[Component data from apps and pages]
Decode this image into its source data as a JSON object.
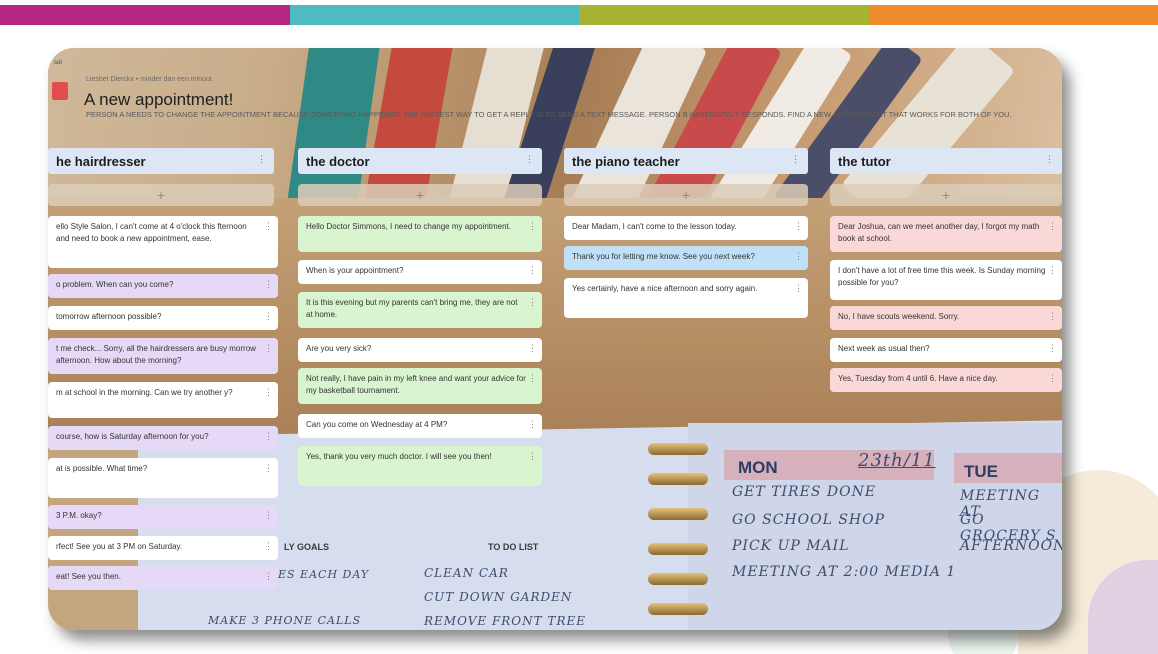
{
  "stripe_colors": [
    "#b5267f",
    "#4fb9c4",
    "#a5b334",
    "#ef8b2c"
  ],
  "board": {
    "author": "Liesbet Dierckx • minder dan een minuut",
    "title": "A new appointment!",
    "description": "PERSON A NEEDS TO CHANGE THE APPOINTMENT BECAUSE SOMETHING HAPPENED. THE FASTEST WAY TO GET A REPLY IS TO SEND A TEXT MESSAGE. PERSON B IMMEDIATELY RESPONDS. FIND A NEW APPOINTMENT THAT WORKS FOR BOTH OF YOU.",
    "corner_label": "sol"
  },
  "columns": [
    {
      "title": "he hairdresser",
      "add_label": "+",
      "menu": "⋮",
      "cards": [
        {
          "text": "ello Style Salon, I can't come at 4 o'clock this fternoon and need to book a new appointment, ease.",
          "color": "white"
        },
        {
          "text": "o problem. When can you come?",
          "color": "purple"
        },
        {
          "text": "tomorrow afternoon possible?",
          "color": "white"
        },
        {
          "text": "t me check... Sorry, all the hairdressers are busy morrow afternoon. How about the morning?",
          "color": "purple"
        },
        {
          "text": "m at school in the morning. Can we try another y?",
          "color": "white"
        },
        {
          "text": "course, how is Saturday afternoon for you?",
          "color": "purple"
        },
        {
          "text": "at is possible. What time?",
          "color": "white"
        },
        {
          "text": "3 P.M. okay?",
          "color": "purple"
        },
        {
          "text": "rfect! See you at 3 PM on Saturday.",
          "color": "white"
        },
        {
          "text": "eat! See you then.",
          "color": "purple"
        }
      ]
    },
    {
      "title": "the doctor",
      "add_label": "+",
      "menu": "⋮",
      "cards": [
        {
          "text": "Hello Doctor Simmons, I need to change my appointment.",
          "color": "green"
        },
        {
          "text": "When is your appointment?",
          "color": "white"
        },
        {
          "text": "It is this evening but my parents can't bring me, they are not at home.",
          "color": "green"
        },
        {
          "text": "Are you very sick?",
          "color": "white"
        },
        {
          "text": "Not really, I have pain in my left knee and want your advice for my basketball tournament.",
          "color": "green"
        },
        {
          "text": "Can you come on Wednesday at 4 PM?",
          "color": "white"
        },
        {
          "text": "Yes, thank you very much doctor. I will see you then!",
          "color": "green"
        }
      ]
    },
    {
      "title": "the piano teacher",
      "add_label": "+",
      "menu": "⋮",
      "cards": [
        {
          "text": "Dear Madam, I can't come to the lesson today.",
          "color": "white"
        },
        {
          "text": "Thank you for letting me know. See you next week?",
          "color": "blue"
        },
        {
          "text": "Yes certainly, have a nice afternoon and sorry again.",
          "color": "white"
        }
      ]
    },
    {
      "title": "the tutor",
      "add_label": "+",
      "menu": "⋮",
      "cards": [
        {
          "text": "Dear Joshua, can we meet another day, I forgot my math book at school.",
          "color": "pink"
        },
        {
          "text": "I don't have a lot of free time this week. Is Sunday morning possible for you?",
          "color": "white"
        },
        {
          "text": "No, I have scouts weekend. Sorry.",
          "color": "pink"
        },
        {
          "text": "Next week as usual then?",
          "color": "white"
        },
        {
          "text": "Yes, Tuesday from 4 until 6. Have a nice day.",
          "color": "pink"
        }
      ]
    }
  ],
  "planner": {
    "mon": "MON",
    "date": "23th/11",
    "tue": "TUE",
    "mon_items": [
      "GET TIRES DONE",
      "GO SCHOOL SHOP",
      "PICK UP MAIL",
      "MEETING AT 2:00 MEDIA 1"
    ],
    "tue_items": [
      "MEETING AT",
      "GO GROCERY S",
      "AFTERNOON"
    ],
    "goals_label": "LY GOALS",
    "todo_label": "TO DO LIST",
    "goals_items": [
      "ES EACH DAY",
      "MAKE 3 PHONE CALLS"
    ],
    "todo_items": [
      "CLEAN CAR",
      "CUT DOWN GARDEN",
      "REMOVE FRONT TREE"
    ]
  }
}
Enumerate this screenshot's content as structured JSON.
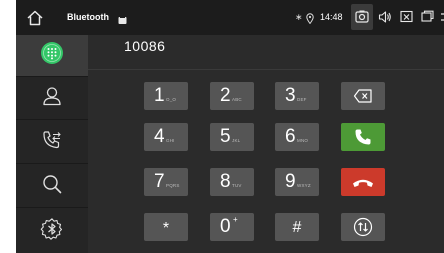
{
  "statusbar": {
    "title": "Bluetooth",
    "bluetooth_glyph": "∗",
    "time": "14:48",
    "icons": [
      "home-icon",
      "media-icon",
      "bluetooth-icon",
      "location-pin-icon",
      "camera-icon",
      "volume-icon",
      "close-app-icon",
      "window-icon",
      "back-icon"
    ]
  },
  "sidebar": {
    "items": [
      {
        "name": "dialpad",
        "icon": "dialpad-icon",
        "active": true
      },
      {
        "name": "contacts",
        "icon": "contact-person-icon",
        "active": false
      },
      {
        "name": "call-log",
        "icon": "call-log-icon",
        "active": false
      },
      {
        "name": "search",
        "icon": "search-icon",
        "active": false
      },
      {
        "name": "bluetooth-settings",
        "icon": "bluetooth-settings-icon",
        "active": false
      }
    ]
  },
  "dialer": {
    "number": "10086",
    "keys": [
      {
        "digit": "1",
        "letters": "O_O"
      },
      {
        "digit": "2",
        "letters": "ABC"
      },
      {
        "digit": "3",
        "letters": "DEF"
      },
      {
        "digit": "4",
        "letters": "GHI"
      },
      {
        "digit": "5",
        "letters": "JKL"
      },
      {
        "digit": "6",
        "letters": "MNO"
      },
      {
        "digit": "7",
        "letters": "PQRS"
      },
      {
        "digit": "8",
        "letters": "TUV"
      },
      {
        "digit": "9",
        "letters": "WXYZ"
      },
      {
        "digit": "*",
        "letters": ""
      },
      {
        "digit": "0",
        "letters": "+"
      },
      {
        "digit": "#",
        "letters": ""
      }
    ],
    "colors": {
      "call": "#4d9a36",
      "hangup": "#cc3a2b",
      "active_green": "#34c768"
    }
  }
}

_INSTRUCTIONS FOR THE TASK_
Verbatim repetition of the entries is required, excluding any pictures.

_OUTPUT BELOW_
Decode this image into its source data as a JSON object.
{
  "stripe_colors": [
    "#b5267f",
    "#4fb9c4",
    "#a5b334",
    "#ef8b2c"
  ],
  "board": {
    "author": "Liesbet Dierckx • minder dan een minuut",
    "title": "A new appointment!",
    "description": "PERSON A NEEDS TO CHANGE THE APPOINTMENT BECAUSE SOMETHING HAPPENED. THE FASTEST WAY TO GET A REPLY IS TO SEND A TEXT MESSAGE. PERSON B IMMEDIATELY RESPONDS. FIND A NEW APPOINTMENT THAT WORKS FOR BOTH OF YOU.",
    "corner_label": "sol"
  },
  "columns": [
    {
      "title": "he hairdresser",
      "add_label": "+",
      "menu": "⋮",
      "cards": [
        {
          "text": "ello Style Salon, I can't come at 4 o'clock this fternoon and need to book a new appointment, ease.",
          "color": "white"
        },
        {
          "text": "o problem. When can you come?",
          "color": "purple"
        },
        {
          "text": "tomorrow afternoon possible?",
          "color": "white"
        },
        {
          "text": "t me check... Sorry, all the hairdressers are busy morrow afternoon. How about the morning?",
          "color": "purple"
        },
        {
          "text": "m at school in the morning. Can we try another y?",
          "color": "white"
        },
        {
          "text": "course, how is Saturday afternoon for you?",
          "color": "purple"
        },
        {
          "text": "at is possible. What time?",
          "color": "white"
        },
        {
          "text": "3 P.M. okay?",
          "color": "purple"
        },
        {
          "text": "rfect! See you at 3 PM on Saturday.",
          "color": "white"
        },
        {
          "text": "eat! See you then.",
          "color": "purple"
        }
      ]
    },
    {
      "title": "the doctor",
      "add_label": "+",
      "menu": "⋮",
      "cards": [
        {
          "text": "Hello Doctor Simmons, I need to change my appointment.",
          "color": "green"
        },
        {
          "text": "When is your appointment?",
          "color": "white"
        },
        {
          "text": "It is this evening but my parents can't bring me, they are not at home.",
          "color": "green"
        },
        {
          "text": "Are you very sick?",
          "color": "white"
        },
        {
          "text": "Not really, I have pain in my left knee and want your advice for my basketball tournament.",
          "color": "green"
        },
        {
          "text": "Can you come on Wednesday at 4 PM?",
          "color": "white"
        },
        {
          "text": "Yes, thank you very much doctor. I will see you then!",
          "color": "green"
        }
      ]
    },
    {
      "title": "the piano teacher",
      "add_label": "+",
      "menu": "⋮",
      "cards": [
        {
          "text": "Dear Madam, I can't come to the lesson today.",
          "color": "white"
        },
        {
          "text": "Thank you for letting me know. See you next week?",
          "color": "blue"
        },
        {
          "text": "Yes certainly, have a nice afternoon and sorry again.",
          "color": "white"
        }
      ]
    },
    {
      "title": "the tutor",
      "add_label": "+",
      "menu": "⋮",
      "cards": [
        {
          "text": "Dear Joshua, can we meet another day, I forgot my math book at school.",
          "color": "pink"
        },
        {
          "text": "I don't have a lot of free time this week. Is Sunday morning possible for you?",
          "color": "white"
        },
        {
          "text": "No, I have scouts weekend. Sorry.",
          "color": "pink"
        },
        {
          "text": "Next week as usual then?",
          "color": "white"
        },
        {
          "text": "Yes, Tuesday from 4 until 6. Have a nice day.",
          "color": "pink"
        }
      ]
    }
  ],
  "planner": {
    "mon": "MON",
    "date": "23th/11",
    "tue": "TUE",
    "mon_items": [
      "GET TIRES DONE",
      "GO SCHOOL SHOP",
      "PICK UP MAIL",
      "MEETING AT 2:00 MEDIA 1"
    ],
    "tue_items": [
      "MEETING AT",
      "GO GROCERY S",
      "AFTERNOON"
    ],
    "goals_label": "LY GOALS",
    "todo_label": "TO DO LIST",
    "goals_items": [
      "ES EACH DAY",
      "MAKE 3 PHONE CALLS"
    ],
    "todo_items": [
      "CLEAN CAR",
      "CUT DOWN GARDEN",
      "REMOVE FRONT TREE"
    ]
  }
}
Enumerate this screenshot's content as structured JSON.
{
  "statusbar": {
    "title": "Bluetooth",
    "bluetooth_glyph": "∗",
    "time": "14:48",
    "icons": [
      "home-icon",
      "media-icon",
      "bluetooth-icon",
      "location-pin-icon",
      "camera-icon",
      "volume-icon",
      "close-app-icon",
      "window-icon",
      "back-icon"
    ]
  },
  "sidebar": {
    "items": [
      {
        "name": "dialpad",
        "icon": "dialpad-icon",
        "active": true
      },
      {
        "name": "contacts",
        "icon": "contact-person-icon",
        "active": false
      },
      {
        "name": "call-log",
        "icon": "call-log-icon",
        "active": false
      },
      {
        "name": "search",
        "icon": "search-icon",
        "active": false
      },
      {
        "name": "bluetooth-settings",
        "icon": "bluetooth-settings-icon",
        "active": false
      }
    ]
  },
  "dialer": {
    "number": "10086",
    "keys": [
      {
        "digit": "1",
        "letters": "O_O"
      },
      {
        "digit": "2",
        "letters": "ABC"
      },
      {
        "digit": "3",
        "letters": "DEF"
      },
      {
        "digit": "4",
        "letters": "GHI"
      },
      {
        "digit": "5",
        "letters": "JKL"
      },
      {
        "digit": "6",
        "letters": "MNO"
      },
      {
        "digit": "7",
        "letters": "PQRS"
      },
      {
        "digit": "8",
        "letters": "TUV"
      },
      {
        "digit": "9",
        "letters": "WXYZ"
      },
      {
        "digit": "*",
        "letters": ""
      },
      {
        "digit": "0",
        "letters": "+"
      },
      {
        "digit": "#",
        "letters": ""
      }
    ],
    "colors": {
      "call": "#4d9a36",
      "hangup": "#cc3a2b",
      "active_green": "#34c768"
    }
  }
}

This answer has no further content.